A Dictionary of Greek and Roman biography and mythology

Smith, William

A Dictionary of Greek and Roman biography and mythology. William Smith, LLD, ed. 1890

3. C.Cosconius, praetor in the Social war, B. C. 89, distinguished himself in the command of one of the Roman armies. According to Livy (Liv. Epit. 75) Cosconius and Lucceius defeated the Samnites in battle, slew Marius Egnatius, the most distinguished of the enemy's generals, and received the surrender of very many towns. Appian (App. BC 1.52) says, that Cosconius burnt Salapia, took possession of Cannae, and then proceeded to besiege Canusium; but a Samnite army came to the relief of the town, which defeated Cosconius and obliged him to fall back upon Cannae. Trebatius, the Samnite general, following up his advantage, crossed the Aufidus, but was attacked, immediately after his passage of the river, by Cosconius, defeated with a loss of 15,000 men, and fled with the remnant to Canusium. Hereupon, Cosconius marched into the territories of the Larinates, Venusini, and Apulians, and conquered the Poediculi in two days. Most modern commentators Appian has made a mistake in the name (Schweigh. ad App. l.c.); but Livy and Appian probably speak of two different battles.

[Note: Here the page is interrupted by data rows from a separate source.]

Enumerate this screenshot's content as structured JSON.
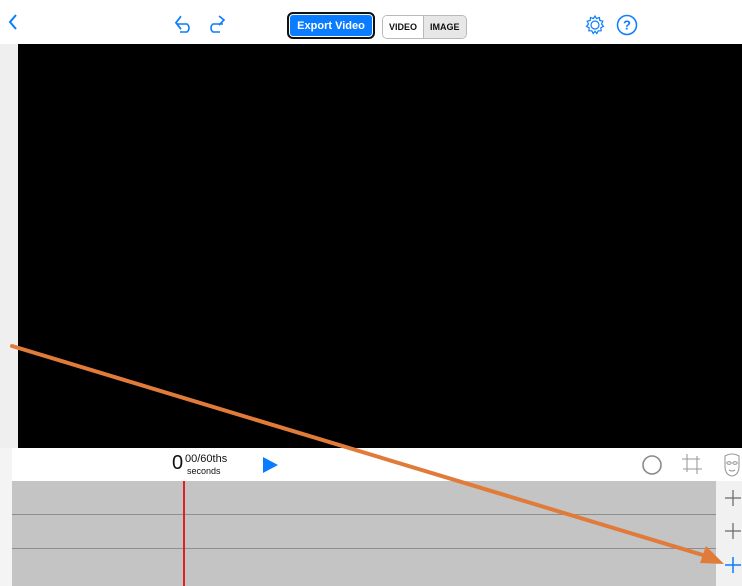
{
  "toolbar": {
    "export_label": "Export Video",
    "mode_video": "VIDEO",
    "mode_image": "IMAGE"
  },
  "icons": {
    "back": "chevron-left-icon",
    "undo": "undo-icon",
    "redo": "redo-icon",
    "settings": "gear-icon",
    "help": "question-icon",
    "play": "play-icon",
    "record": "circle-icon",
    "crop": "crop-icon",
    "mask": "mask-icon",
    "add": "plus-icon"
  },
  "playback": {
    "time_value": "0",
    "time_fraction": "00/60ths",
    "time_unit": "seconds"
  },
  "timeline": {
    "track_count": 3
  },
  "colors": {
    "accent": "#0a7cff",
    "playhead": "#e02020",
    "annotation_arrow": "#e07b39",
    "preview_bg": "#000000",
    "timeline_bg": "#c4c4c4"
  }
}
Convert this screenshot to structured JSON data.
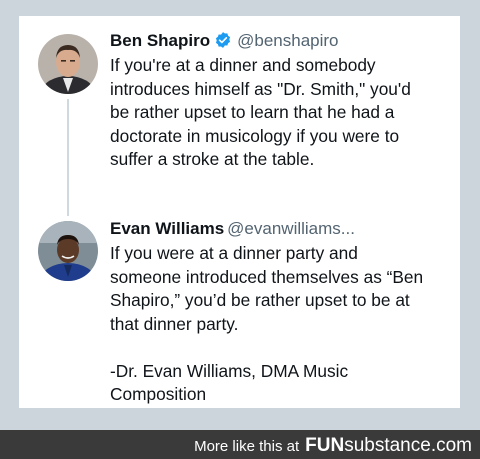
{
  "tweet1": {
    "name": "Ben Shapiro",
    "handle": "@benshapiro",
    "lines": [
      "If you're at a dinner and somebody",
      "introduces himself as \"Dr. Smith,\" you'd",
      "be rather upset to learn that he had a",
      "doctorate in musicology if you were to",
      "suffer a stroke at the table."
    ]
  },
  "tweet2": {
    "name": "Evan Williams",
    "handle": "@evanwilliams...",
    "lines": [
      "If you were at a dinner party and",
      "someone introduced themselves as “Ben",
      "Shapiro,” you’d be rather upset to be at",
      "that dinner party."
    ],
    "signature": [
      "-Dr. Evan Williams, DMA Music",
      "Composition"
    ]
  },
  "footer": {
    "prefix": "More like this at",
    "brand_a": "FUN",
    "brand_b": "substance.com"
  },
  "colors": {
    "verified_badge": "#1d9bf0",
    "handle": "#536471",
    "frame": "#ccd4dc",
    "footer": "#3a3a3a"
  }
}
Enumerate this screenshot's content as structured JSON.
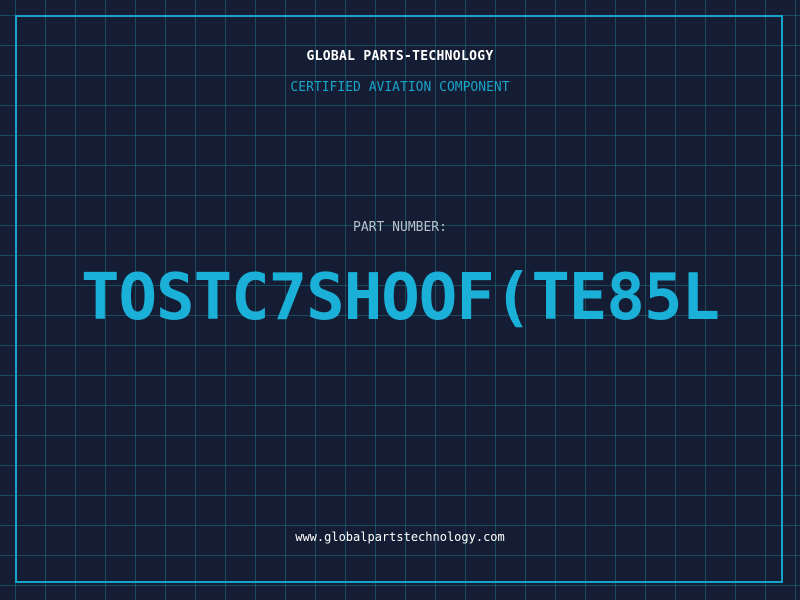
{
  "header": {
    "company": "GLOBAL PARTS-TECHNOLOGY",
    "subtitle": "CERTIFIED AVIATION COMPONENT"
  },
  "part": {
    "label": "PART NUMBER:",
    "number": "TOSTC7SHOOF(TE85L"
  },
  "footer": {
    "url": "www.globalpartstechnology.com"
  },
  "colors": {
    "background": "#141d33",
    "accent": "#1aa3c8",
    "part_number": "#1ab0d8",
    "label": "#b8c0cc",
    "text": "#ffffff"
  }
}
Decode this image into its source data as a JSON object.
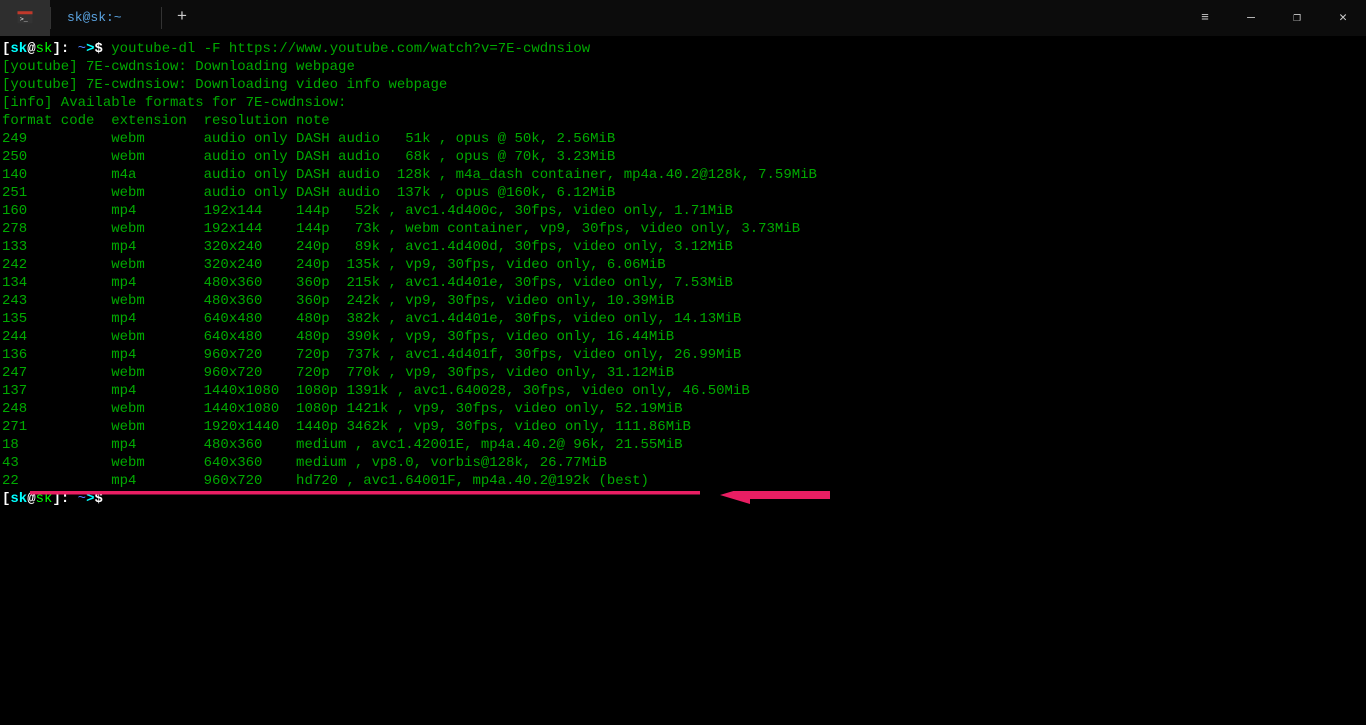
{
  "titlebar": {
    "tab_label": "sk@sk:~",
    "add_tab": "+",
    "menu": "≡",
    "minimize": "—",
    "maximize": "❐",
    "close": "✕"
  },
  "prompt": {
    "br_open": "[",
    "user": "sk",
    "at": "@",
    "host": "sk",
    "br_close": "]: ",
    "path": "~",
    "arrow": ">",
    "dollar": "$ "
  },
  "command": "youtube-dl -F https://www.youtube.com/watch?v=7E-cwdnsiow",
  "ytlines": [
    "[youtube] 7E-cwdnsiow: Downloading webpage",
    "[youtube] 7E-cwdnsiow: Downloading video info webpage",
    "[info] Available formats for 7E-cwdnsiow:"
  ],
  "header": "format code  extension  resolution note",
  "rows": [
    {
      "code": "249",
      "ext": "webm",
      "res": "audio only",
      "note": "DASH audio   51k , opus @ 50k, 2.56MiB"
    },
    {
      "code": "250",
      "ext": "webm",
      "res": "audio only",
      "note": "DASH audio   68k , opus @ 70k, 3.23MiB"
    },
    {
      "code": "140",
      "ext": "m4a",
      "res": "audio only",
      "note": "DASH audio  128k , m4a_dash container, mp4a.40.2@128k, 7.59MiB"
    },
    {
      "code": "251",
      "ext": "webm",
      "res": "audio only",
      "note": "DASH audio  137k , opus @160k, 6.12MiB"
    },
    {
      "code": "160",
      "ext": "mp4",
      "res": "192x144",
      "note": "144p   52k , avc1.4d400c, 30fps, video only, 1.71MiB"
    },
    {
      "code": "278",
      "ext": "webm",
      "res": "192x144",
      "note": "144p   73k , webm container, vp9, 30fps, video only, 3.73MiB"
    },
    {
      "code": "133",
      "ext": "mp4",
      "res": "320x240",
      "note": "240p   89k , avc1.4d400d, 30fps, video only, 3.12MiB"
    },
    {
      "code": "242",
      "ext": "webm",
      "res": "320x240",
      "note": "240p  135k , vp9, 30fps, video only, 6.06MiB"
    },
    {
      "code": "134",
      "ext": "mp4",
      "res": "480x360",
      "note": "360p  215k , avc1.4d401e, 30fps, video only, 7.53MiB"
    },
    {
      "code": "243",
      "ext": "webm",
      "res": "480x360",
      "note": "360p  242k , vp9, 30fps, video only, 10.39MiB"
    },
    {
      "code": "135",
      "ext": "mp4",
      "res": "640x480",
      "note": "480p  382k , avc1.4d401e, 30fps, video only, 14.13MiB"
    },
    {
      "code": "244",
      "ext": "webm",
      "res": "640x480",
      "note": "480p  390k , vp9, 30fps, video only, 16.44MiB"
    },
    {
      "code": "136",
      "ext": "mp4",
      "res": "960x720",
      "note": "720p  737k , avc1.4d401f, 30fps, video only, 26.99MiB"
    },
    {
      "code": "247",
      "ext": "webm",
      "res": "960x720",
      "note": "720p  770k , vp9, 30fps, video only, 31.12MiB"
    },
    {
      "code": "137",
      "ext": "mp4",
      "res": "1440x1080",
      "note": "1080p 1391k , avc1.640028, 30fps, video only, 46.50MiB"
    },
    {
      "code": "248",
      "ext": "webm",
      "res": "1440x1080",
      "note": "1080p 1421k , vp9, 30fps, video only, 52.19MiB"
    },
    {
      "code": "271",
      "ext": "webm",
      "res": "1920x1440",
      "note": "1440p 3462k , vp9, 30fps, video only, 111.86MiB"
    },
    {
      "code": "18",
      "ext": "mp4",
      "res": "480x360",
      "note": "medium , avc1.42001E, mp4a.40.2@ 96k, 21.55MiB"
    },
    {
      "code": "43",
      "ext": "webm",
      "res": "640x360",
      "note": "medium , vp8.0, vorbis@128k, 26.77MiB"
    },
    {
      "code": "22",
      "ext": "mp4",
      "res": "960x720",
      "note": "hd720 , avc1.64001F, mp4a.40.2@192k (best)"
    }
  ],
  "col_widths": {
    "code": 13,
    "ext": 11,
    "res": 11
  }
}
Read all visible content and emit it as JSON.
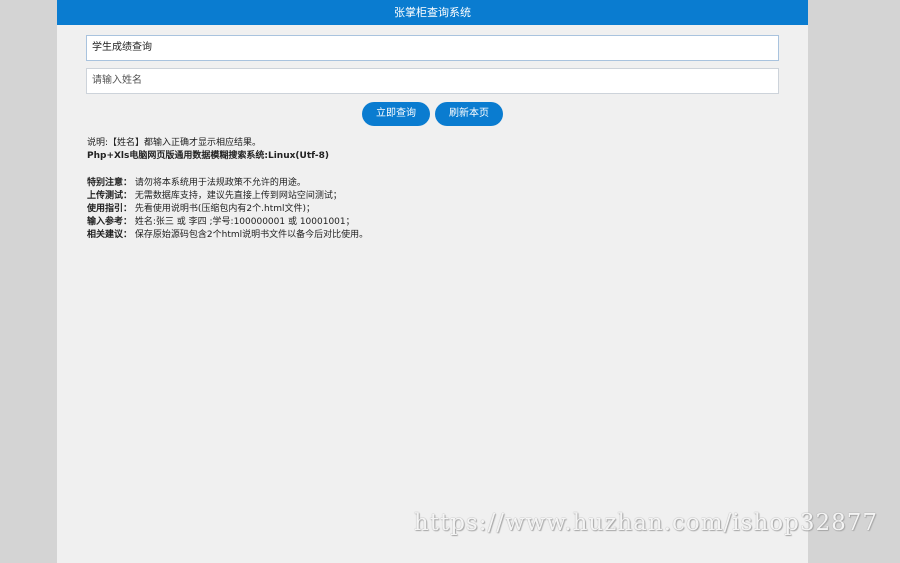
{
  "header": {
    "title": "张掌柜查询系统"
  },
  "form": {
    "query_type": "学生成绩查询",
    "name_placeholder": "请输入姓名",
    "submit_label": "立即查询",
    "refresh_label": "刷新本页"
  },
  "info": {
    "note": "说明:【姓名】都输入正确才显示相应结果。",
    "system_name": "Php+Xls电脑网页版通用数据模糊搜索系统:Linux(Utf-8)",
    "lines": [
      {
        "label": "特别注意：",
        "text": "请勿将本系统用于法规政策不允许的用途。"
      },
      {
        "label": "上传测试：",
        "text": "无需数据库支持，建议先直接上传到网站空间测试；"
      },
      {
        "label": "使用指引：",
        "text": "先看使用说明书(压缩包内有2个.html文件)；"
      },
      {
        "label": "输入参考：",
        "text": "姓名:张三 或 李四 ;学号:100000001 或 10001001；"
      },
      {
        "label": "相关建议：",
        "text": "保存原始源码包含2个html说明书文件以备今后对比使用。"
      }
    ]
  },
  "watermark": "https://www.huzhan.com/ishop32877",
  "colors": {
    "accent": "#0a7cd0",
    "panel": "#f0f0f0",
    "backdrop": "#d4d4d4"
  }
}
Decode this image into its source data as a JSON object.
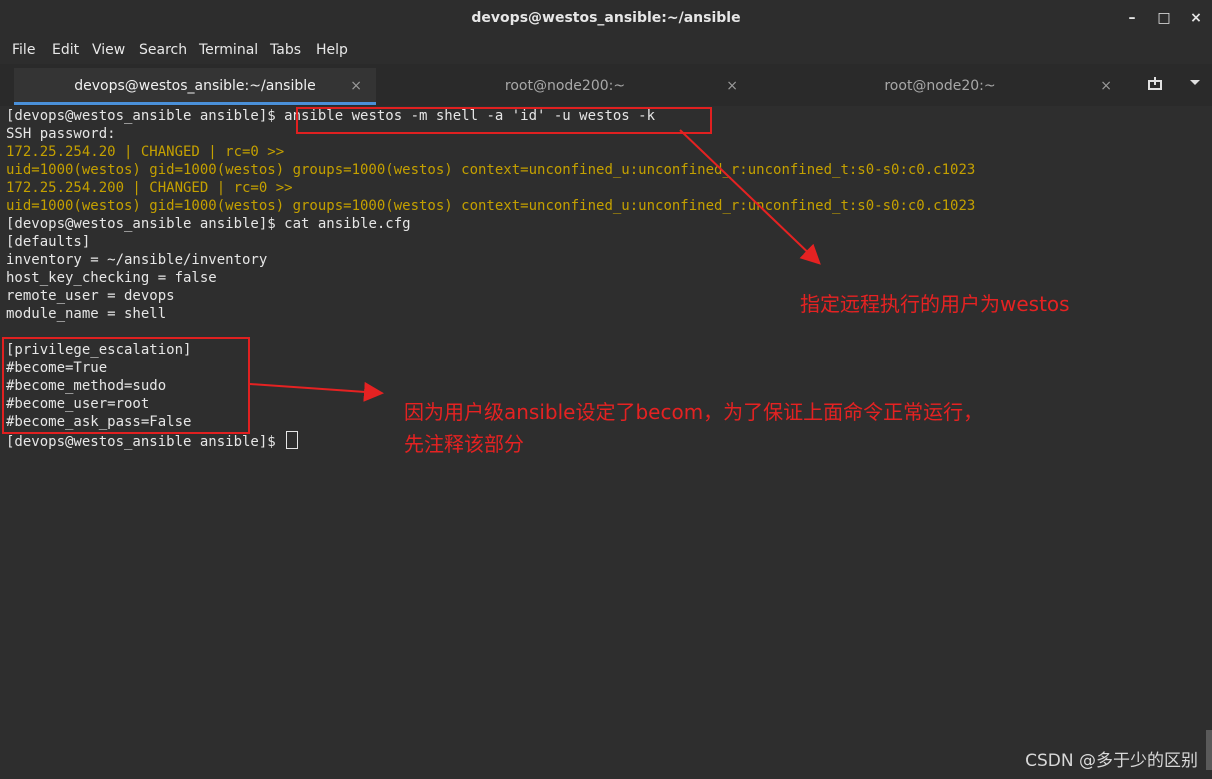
{
  "window": {
    "title": "devops@westos_ansible:~/ansible",
    "buttons": {
      "minimize": "–",
      "maximize": "□",
      "close": "×"
    }
  },
  "menu": [
    "File",
    "Edit",
    "View",
    "Search",
    "Terminal",
    "Tabs",
    "Help"
  ],
  "tabs": [
    {
      "label": "devops@westos_ansible:~/ansible",
      "close": "×",
      "active": true
    },
    {
      "label": "root@node200:~",
      "close": "×",
      "active": false
    },
    {
      "label": "root@node20:~",
      "close": "×",
      "active": false
    }
  ],
  "tab_icons": {
    "new_tab": "new-tab-icon",
    "menu": "chevron-down-icon"
  },
  "terminal": {
    "lines": [
      {
        "prompt": "[devops@westos_ansible ansible]$ ",
        "cmd": "ansible westos -m shell -a 'id' -u westos -k"
      },
      {
        "text": "SSH password:"
      },
      {
        "text": "172.25.254.20 | CHANGED | rc=0 >>",
        "color": "yellow"
      },
      {
        "text": "uid=1000(westos) gid=1000(westos) groups=1000(westos) context=unconfined_u:unconfined_r:unconfined_t:s0-s0:c0.c1023",
        "color": "yellow"
      },
      {
        "text": "172.25.254.200 | CHANGED | rc=0 >>",
        "color": "yellow"
      },
      {
        "text": "uid=1000(westos) gid=1000(westos) groups=1000(westos) context=unconfined_u:unconfined_r:unconfined_t:s0-s0:c0.c1023",
        "color": "yellow"
      },
      {
        "prompt": "[devops@westos_ansible ansible]$ ",
        "cmd": "cat ansible.cfg"
      },
      {
        "text": "[defaults]"
      },
      {
        "text": "inventory = ~/ansible/inventory"
      },
      {
        "text": "host_key_checking = false"
      },
      {
        "text": "remote_user = devops"
      },
      {
        "text": "module_name = shell"
      },
      {
        "text": ""
      },
      {
        "text": "[privilege_escalation]"
      },
      {
        "text": "#become=True"
      },
      {
        "text": "#become_method=sudo"
      },
      {
        "text": "#become_user=root"
      },
      {
        "text": "#become_ask_pass=False"
      },
      {
        "prompt": "[devops@westos_ansible ansible]$ ",
        "cmd": ""
      }
    ]
  },
  "annotations": {
    "note1": "指定远程执行的用户为westos",
    "note2_line1": "因为用户级ansible设定了becom，为了保证上面命令正常运行，",
    "note2_line2": "先注释该部分"
  },
  "colors": {
    "annotation": "#e52222",
    "output_yellow": "#c4a000",
    "tab_accent": "#4a90d9"
  },
  "watermark": "CSDN @多于少的区别"
}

The above-named Cosconius seems to be the same with the C. Cosconius who was sent into Illyricum, with the title of proconsul, about B. C. 78, and who conquered a great part of Dalmatia, took Salonae, and, after concluding the war, returned to Rome at the end of two years' time. (Eutrop. 6.4; Oros. 5.23; comp. Cic. Clu. 35.)